Repeat each entry exactly and drop the pictures.

::::::::::

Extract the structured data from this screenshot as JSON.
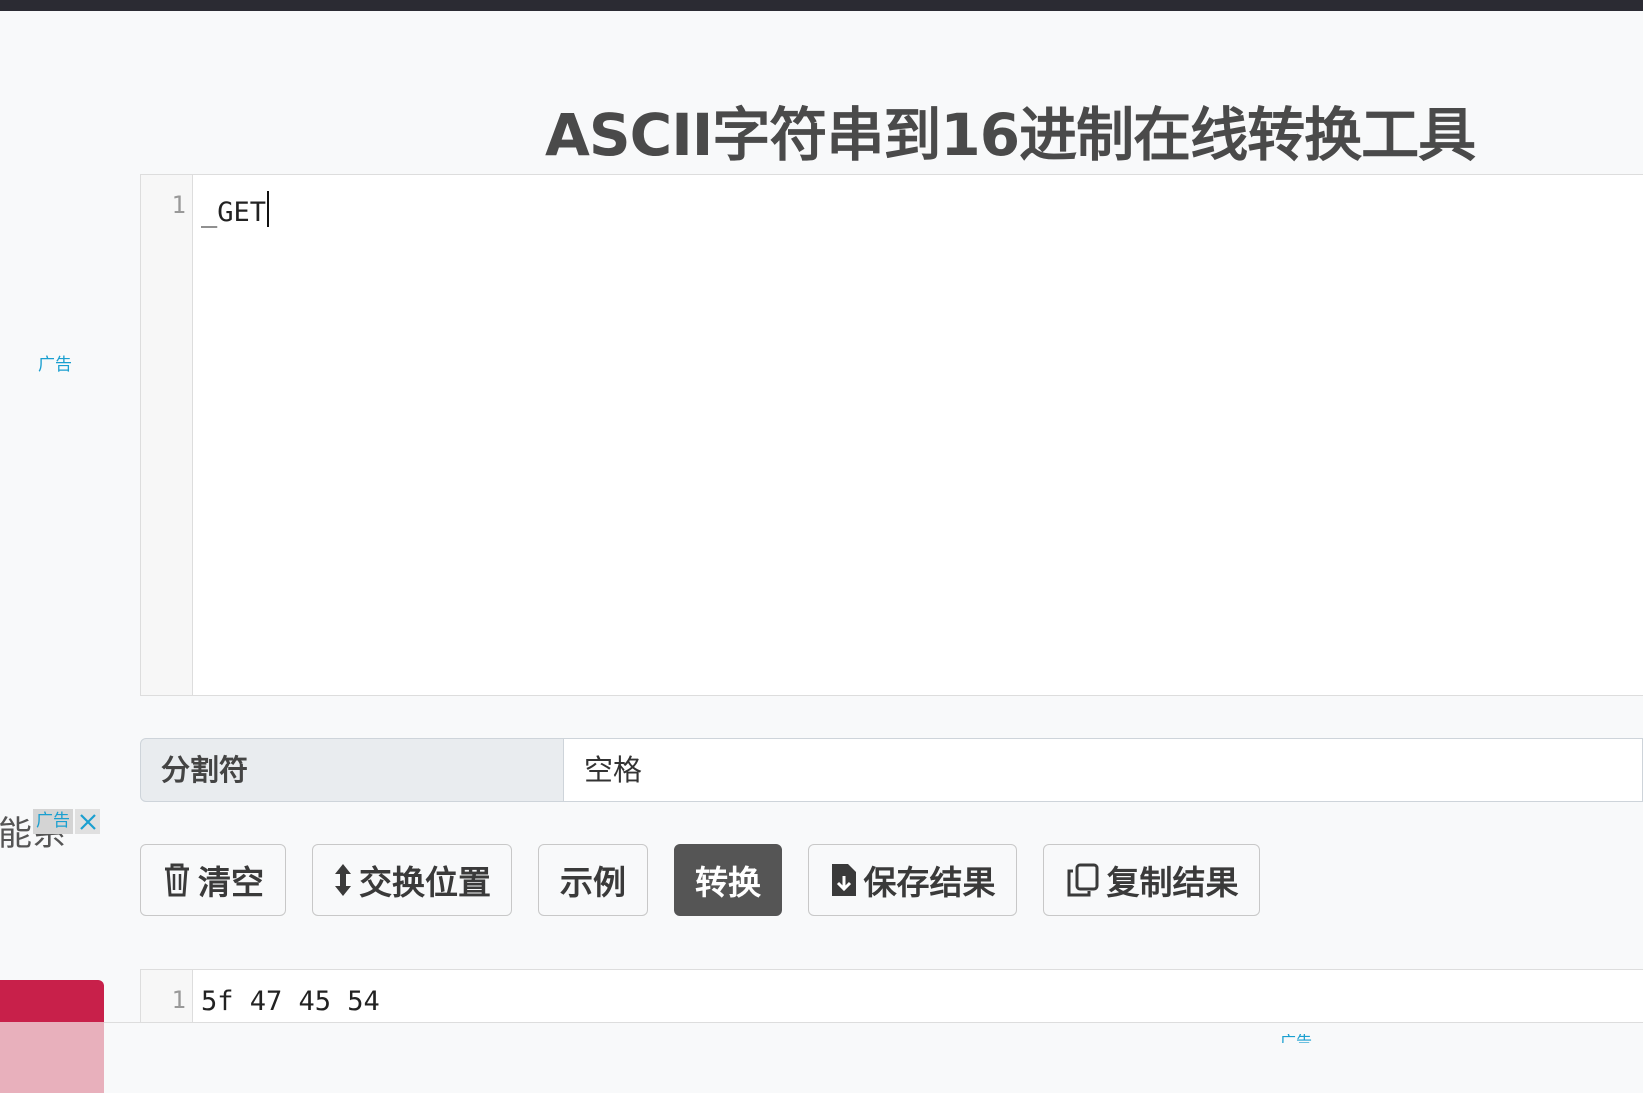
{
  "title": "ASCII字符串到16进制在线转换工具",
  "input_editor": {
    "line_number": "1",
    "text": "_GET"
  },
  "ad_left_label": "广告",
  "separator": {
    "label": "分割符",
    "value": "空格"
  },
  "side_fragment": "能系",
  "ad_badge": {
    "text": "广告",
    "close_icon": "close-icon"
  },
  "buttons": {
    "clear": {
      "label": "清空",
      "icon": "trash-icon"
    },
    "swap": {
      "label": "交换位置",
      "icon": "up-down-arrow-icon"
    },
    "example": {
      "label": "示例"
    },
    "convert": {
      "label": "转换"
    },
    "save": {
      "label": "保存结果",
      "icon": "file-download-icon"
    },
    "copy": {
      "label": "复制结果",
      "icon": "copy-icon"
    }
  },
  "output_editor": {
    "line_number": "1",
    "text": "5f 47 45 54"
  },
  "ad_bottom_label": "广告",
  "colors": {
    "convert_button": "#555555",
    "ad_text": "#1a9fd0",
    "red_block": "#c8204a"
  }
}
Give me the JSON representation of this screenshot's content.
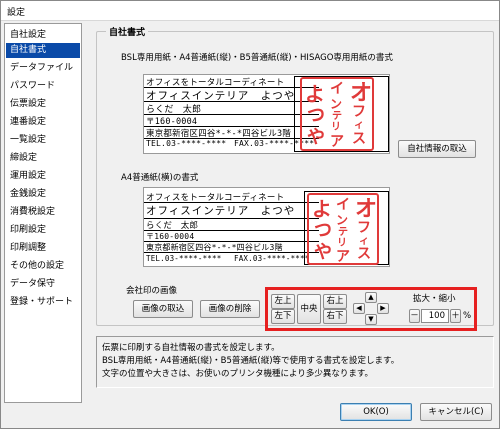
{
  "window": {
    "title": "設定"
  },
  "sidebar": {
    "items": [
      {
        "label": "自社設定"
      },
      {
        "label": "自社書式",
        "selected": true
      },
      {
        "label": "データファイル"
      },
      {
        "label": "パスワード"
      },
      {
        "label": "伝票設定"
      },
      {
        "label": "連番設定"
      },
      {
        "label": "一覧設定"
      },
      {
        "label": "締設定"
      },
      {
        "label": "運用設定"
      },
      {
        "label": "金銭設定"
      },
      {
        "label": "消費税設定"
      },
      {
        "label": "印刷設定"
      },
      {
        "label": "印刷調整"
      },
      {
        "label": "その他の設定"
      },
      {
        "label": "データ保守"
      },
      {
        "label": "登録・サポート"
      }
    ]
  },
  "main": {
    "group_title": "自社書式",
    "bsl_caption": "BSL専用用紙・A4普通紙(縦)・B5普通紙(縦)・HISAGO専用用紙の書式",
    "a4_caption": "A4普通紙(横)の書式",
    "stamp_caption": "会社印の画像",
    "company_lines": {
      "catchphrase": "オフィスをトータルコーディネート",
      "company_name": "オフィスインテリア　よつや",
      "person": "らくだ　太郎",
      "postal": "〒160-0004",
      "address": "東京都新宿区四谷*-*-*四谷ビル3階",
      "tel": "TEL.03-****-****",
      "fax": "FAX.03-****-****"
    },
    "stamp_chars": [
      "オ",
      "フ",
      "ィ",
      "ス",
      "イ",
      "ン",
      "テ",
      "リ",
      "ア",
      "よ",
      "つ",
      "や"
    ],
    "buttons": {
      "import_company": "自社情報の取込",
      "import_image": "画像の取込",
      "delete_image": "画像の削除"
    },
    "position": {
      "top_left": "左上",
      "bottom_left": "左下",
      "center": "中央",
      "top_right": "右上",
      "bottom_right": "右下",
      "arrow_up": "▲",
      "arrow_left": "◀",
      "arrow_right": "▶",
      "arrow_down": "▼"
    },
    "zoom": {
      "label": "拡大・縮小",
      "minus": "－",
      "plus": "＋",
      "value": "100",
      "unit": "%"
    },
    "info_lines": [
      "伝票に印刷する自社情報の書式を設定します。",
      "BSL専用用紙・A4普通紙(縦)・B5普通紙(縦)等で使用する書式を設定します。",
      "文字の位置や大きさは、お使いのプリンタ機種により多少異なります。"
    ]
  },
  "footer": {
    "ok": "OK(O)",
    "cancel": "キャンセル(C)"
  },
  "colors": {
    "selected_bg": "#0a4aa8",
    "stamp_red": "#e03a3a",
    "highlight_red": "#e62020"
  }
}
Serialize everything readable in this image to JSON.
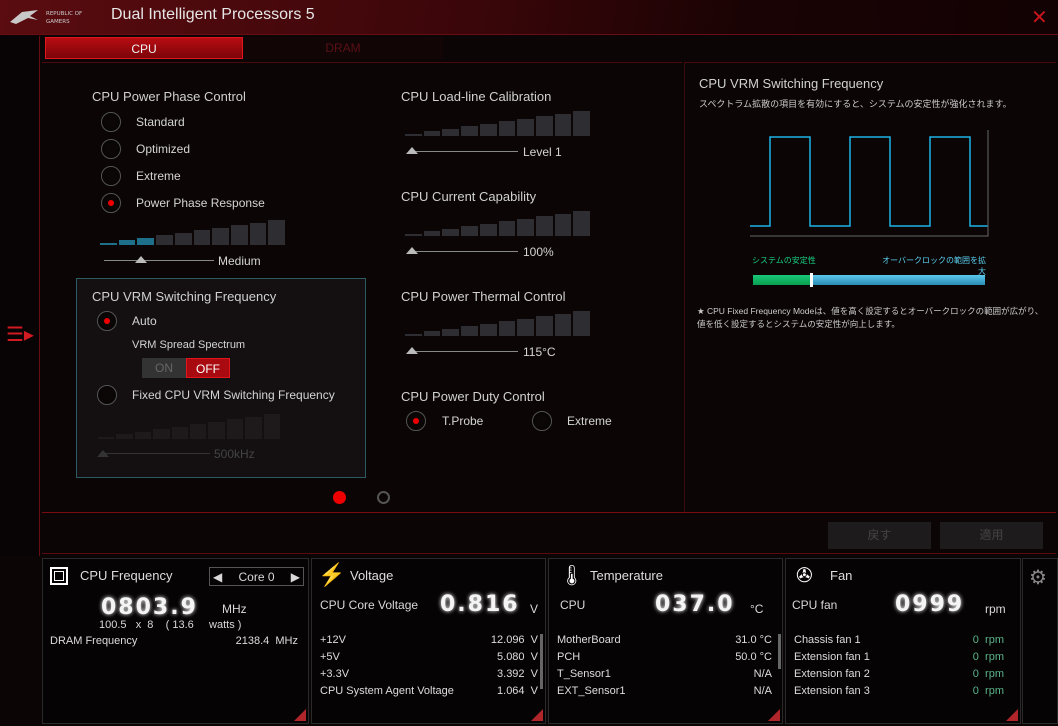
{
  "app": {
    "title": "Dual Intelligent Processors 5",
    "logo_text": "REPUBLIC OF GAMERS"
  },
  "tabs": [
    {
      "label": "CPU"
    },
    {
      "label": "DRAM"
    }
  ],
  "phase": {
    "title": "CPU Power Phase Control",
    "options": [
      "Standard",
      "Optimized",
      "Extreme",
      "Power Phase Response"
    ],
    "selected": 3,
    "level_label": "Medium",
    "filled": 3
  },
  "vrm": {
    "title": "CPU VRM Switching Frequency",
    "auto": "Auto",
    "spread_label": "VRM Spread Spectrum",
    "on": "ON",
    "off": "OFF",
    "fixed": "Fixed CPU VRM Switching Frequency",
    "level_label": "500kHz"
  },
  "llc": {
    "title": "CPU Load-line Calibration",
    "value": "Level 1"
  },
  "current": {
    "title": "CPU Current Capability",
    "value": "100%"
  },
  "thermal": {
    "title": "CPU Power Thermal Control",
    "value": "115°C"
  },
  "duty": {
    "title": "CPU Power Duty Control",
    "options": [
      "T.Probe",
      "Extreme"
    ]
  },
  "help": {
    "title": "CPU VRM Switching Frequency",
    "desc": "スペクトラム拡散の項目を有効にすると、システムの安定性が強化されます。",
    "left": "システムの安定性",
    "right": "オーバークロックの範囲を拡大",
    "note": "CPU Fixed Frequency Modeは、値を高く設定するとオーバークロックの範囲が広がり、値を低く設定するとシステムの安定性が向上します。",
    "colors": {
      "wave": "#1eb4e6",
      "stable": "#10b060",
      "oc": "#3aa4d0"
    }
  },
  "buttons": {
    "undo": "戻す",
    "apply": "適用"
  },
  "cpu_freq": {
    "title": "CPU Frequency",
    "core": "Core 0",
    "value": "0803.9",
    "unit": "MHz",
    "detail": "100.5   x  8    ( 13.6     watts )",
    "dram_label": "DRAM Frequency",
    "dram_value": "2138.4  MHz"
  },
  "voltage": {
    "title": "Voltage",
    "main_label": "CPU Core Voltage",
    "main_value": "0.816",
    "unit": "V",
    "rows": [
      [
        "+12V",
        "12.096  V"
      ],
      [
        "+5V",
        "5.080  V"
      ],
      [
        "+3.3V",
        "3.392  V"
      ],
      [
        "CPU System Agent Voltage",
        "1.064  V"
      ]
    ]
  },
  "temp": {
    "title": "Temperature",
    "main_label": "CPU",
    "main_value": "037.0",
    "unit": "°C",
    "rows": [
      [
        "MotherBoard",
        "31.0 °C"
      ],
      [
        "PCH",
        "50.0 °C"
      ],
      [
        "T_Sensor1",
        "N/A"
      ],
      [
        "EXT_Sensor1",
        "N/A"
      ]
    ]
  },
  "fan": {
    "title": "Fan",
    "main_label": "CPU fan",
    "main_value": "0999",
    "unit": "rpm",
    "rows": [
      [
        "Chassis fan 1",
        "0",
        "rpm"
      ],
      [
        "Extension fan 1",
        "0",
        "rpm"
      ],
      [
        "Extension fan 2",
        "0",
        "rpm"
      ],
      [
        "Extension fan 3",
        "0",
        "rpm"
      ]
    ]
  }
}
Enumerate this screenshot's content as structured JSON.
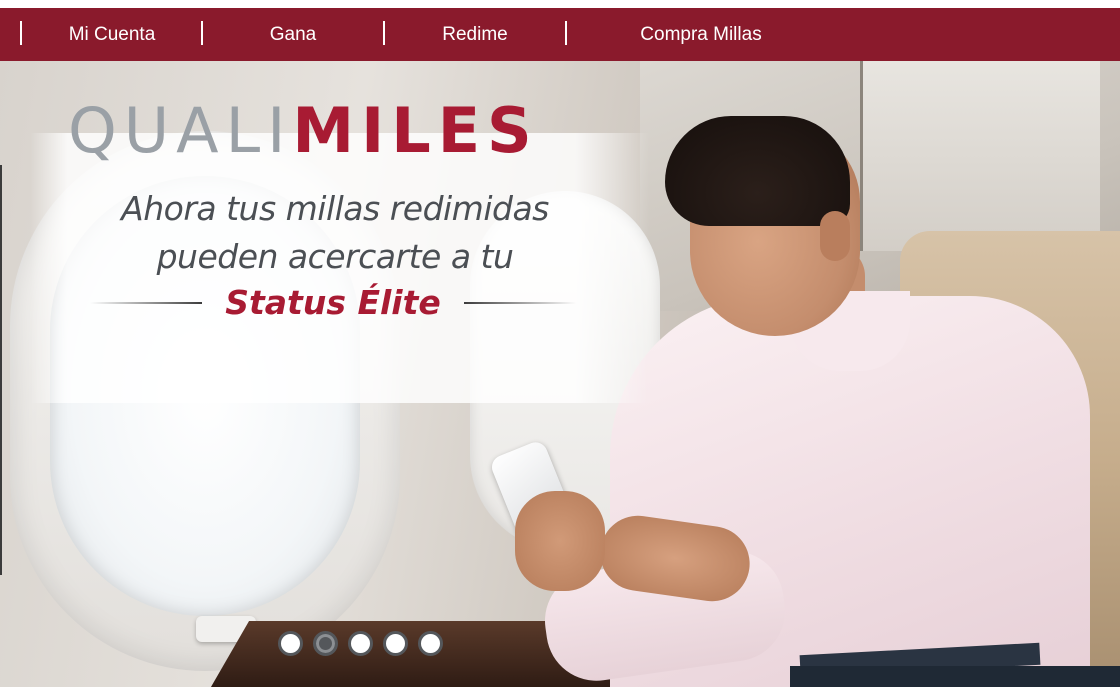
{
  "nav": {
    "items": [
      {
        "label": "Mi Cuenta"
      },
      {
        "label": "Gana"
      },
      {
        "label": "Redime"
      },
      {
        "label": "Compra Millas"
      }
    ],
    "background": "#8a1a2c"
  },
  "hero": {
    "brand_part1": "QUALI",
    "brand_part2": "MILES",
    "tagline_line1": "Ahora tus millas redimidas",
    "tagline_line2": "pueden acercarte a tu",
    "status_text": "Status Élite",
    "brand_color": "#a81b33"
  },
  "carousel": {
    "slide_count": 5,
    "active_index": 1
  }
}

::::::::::

» REPLY TO THE EXERCISE
Extract the structured data from this screenshot as JSON.
{
  "title": "ASCII字符串到16进制在线转换工具",
  "input_editor": {
    "line_number": "1",
    "text": "_GET"
  },
  "ad_left_label": "广告",
  "separator": {
    "label": "分割符",
    "value": "空格"
  },
  "side_fragment": "能系",
  "ad_badge": {
    "text": "广告",
    "close_icon": "close-icon"
  },
  "buttons": {
    "clear": {
      "label": "清空",
      "icon": "trash-icon"
    },
    "swap": {
      "label": "交换位置",
      "icon": "up-down-arrow-icon"
    },
    "example": {
      "label": "示例"
    },
    "convert": {
      "label": "转换"
    },
    "save": {
      "label": "保存结果",
      "icon": "file-download-icon"
    },
    "copy": {
      "label": "复制结果",
      "icon": "copy-icon"
    }
  },
  "output_editor": {
    "line_number": "1",
    "text": "5f 47 45 54"
  },
  "ad_bottom_label": "广告",
  "colors": {
    "convert_button": "#555555",
    "ad_text": "#1a9fd0",
    "red_block": "#c8204a"
  }
}
Give me the JSON representation of this screenshot's content.
{
  "window": {
    "title": "設定"
  },
  "sidebar": {
    "items": [
      {
        "label": "自社設定"
      },
      {
        "label": "自社書式",
        "selected": true
      },
      {
        "label": "データファイル"
      },
      {
        "label": "パスワード"
      },
      {
        "label": "伝票設定"
      },
      {
        "label": "連番設定"
      },
      {
        "label": "一覧設定"
      },
      {
        "label": "締設定"
      },
      {
        "label": "運用設定"
      },
      {
        "label": "金銭設定"
      },
      {
        "label": "消費税設定"
      },
      {
        "label": "印刷設定"
      },
      {
        "label": "印刷調整"
      },
      {
        "label": "その他の設定"
      },
      {
        "label": "データ保守"
      },
      {
        "label": "登録・サポート"
      }
    ]
  },
  "main": {
    "group_title": "自社書式",
    "bsl_caption": "BSL専用用紙・A4普通紙(縦)・B5普通紙(縦)・HISAGO専用用紙の書式",
    "a4_caption": "A4普通紙(横)の書式",
    "stamp_caption": "会社印の画像",
    "company_lines": {
      "catchphrase": "オフィスをトータルコーディネート",
      "company_name": "オフィスインテリア　よつや",
      "person": "らくだ　太郎",
      "postal": "〒160-0004",
      "address": "東京都新宿区四谷*-*-*四谷ビル3階",
      "tel": "TEL.03-****-****",
      "fax": "FAX.03-****-****"
    },
    "stamp_chars": [
      "オ",
      "フ",
      "ィ",
      "ス",
      "イ",
      "ン",
      "テ",
      "リ",
      "ア",
      "よ",
      "つ",
      "や"
    ],
    "buttons": {
      "import_company": "自社情報の取込",
      "import_image": "画像の取込",
      "delete_image": "画像の削除"
    },
    "position": {
      "top_left": "左上",
      "bottom_left": "左下",
      "center": "中央",
      "top_right": "右上",
      "bottom_right": "右下",
      "arrow_up": "▲",
      "arrow_left": "◀",
      "arrow_right": "▶",
      "arrow_down": "▼"
    },
    "zoom": {
      "label": "拡大・縮小",
      "minus": "－",
      "plus": "＋",
      "value": "100",
      "unit": "%"
    },
    "info_lines": [
      "伝票に印刷する自社情報の書式を設定します。",
      "BSL専用用紙・A4普通紙(縦)・B5普通紙(縦)等で使用する書式を設定します。",
      "文字の位置や大きさは、お使いのプリンタ機種により多少異なります。"
    ]
  },
  "footer": {
    "ok": "OK(O)",
    "cancel": "キャンセル(C)"
  },
  "colors": {
    "selected_bg": "#0a4aa8",
    "stamp_red": "#e03a3a",
    "highlight_red": "#e62020"
  }
}
Serialize everything readable in this image to JSON.
{
  "app": {
    "title": "Dual Intelligent Processors 5",
    "logo_text": "REPUBLIC OF GAMERS"
  },
  "tabs": [
    {
      "label": "CPU"
    },
    {
      "label": "DRAM"
    }
  ],
  "phase": {
    "title": "CPU Power Phase Control",
    "options": [
      "Standard",
      "Optimized",
      "Extreme",
      "Power Phase Response"
    ],
    "selected": 3,
    "level_label": "Medium",
    "filled": 3
  },
  "vrm": {
    "title": "CPU VRM Switching Frequency",
    "auto": "Auto",
    "spread_label": "VRM Spread Spectrum",
    "on": "ON",
    "off": "OFF",
    "fixed": "Fixed CPU VRM Switching Frequency",
    "level_label": "500kHz"
  },
  "llc": {
    "title": "CPU Load-line Calibration",
    "value": "Level 1"
  },
  "current": {
    "title": "CPU Current Capability",
    "value": "100%"
  },
  "thermal": {
    "title": "CPU Power Thermal Control",
    "value": "115°C"
  },
  "duty": {
    "title": "CPU Power Duty Control",
    "options": [
      "T.Probe",
      "Extreme"
    ]
  },
  "help": {
    "title": "CPU VRM Switching Frequency",
    "desc": "スペクトラム拡散の項目を有効にすると、システムの安定性が強化されます。",
    "left": "システムの安定性",
    "right": "オーバークロックの範囲を拡大",
    "note": "CPU Fixed Frequency Modeは、値を高く設定するとオーバークロックの範囲が広がり、値を低く設定するとシステムの安定性が向上します。",
    "colors": {
      "wave": "#1eb4e6",
      "stable": "#10b060",
      "oc": "#3aa4d0"
    }
  },
  "buttons": {
    "undo": "戻す",
    "apply": "適用"
  },
  "cpu_freq": {
    "title": "CPU Frequency",
    "core": "Core 0",
    "value": "0803.9",
    "unit": "MHz",
    "detail": "100.5   x  8    ( 13.6     watts )",
    "dram_label": "DRAM Frequency",
    "dram_value": "2138.4  MHz"
  },
  "voltage": {
    "title": "Voltage",
    "main_label": "CPU Core Voltage",
    "main_value": "0.816",
    "unit": "V",
    "rows": [
      [
        "+12V",
        "12.096  V"
      ],
      [
        "+5V",
        "5.080  V"
      ],
      [
        "+3.3V",
        "3.392  V"
      ],
      [
        "CPU System Agent Voltage",
        "1.064  V"
      ]
    ]
  },
  "temp": {
    "title": "Temperature",
    "main_label": "CPU",
    "main_value": "037.0",
    "unit": "°C",
    "rows": [
      [
        "MotherBoard",
        "31.0 °C"
      ],
      [
        "PCH",
        "50.0 °C"
      ],
      [
        "T_Sensor1",
        "N/A"
      ],
      [
        "EXT_Sensor1",
        "N/A"
      ]
    ]
  },
  "fan": {
    "title": "Fan",
    "main_label": "CPU fan",
    "main_value": "0999",
    "unit": "rpm",
    "rows": [
      [
        "Chassis fan 1",
        "0",
        "rpm"
      ],
      [
        "Extension fan 1",
        "0",
        "rpm"
      ],
      [
        "Extension fan 2",
        "0",
        "rpm"
      ],
      [
        "Extension fan 3",
        "0",
        "rpm"
      ]
    ]
  }
}
Enumerate this screenshot's content as structured JSON.
{
  "nav": {
    "items": [
      {
        "label": "Mi Cuenta"
      },
      {
        "label": "Gana"
      },
      {
        "label": "Redime"
      },
      {
        "label": "Compra Millas"
      }
    ],
    "background": "#8a1a2c"
  },
  "hero": {
    "brand_part1": "QUALI",
    "brand_part2": "MILES",
    "tagline_line1": "Ahora tus millas redimidas",
    "tagline_line2": "pueden acercarte a tu",
    "status_text": "Status Élite",
    "brand_color": "#a81b33"
  },
  "carousel": {
    "slide_count": 5,
    "active_index": 1
  }
}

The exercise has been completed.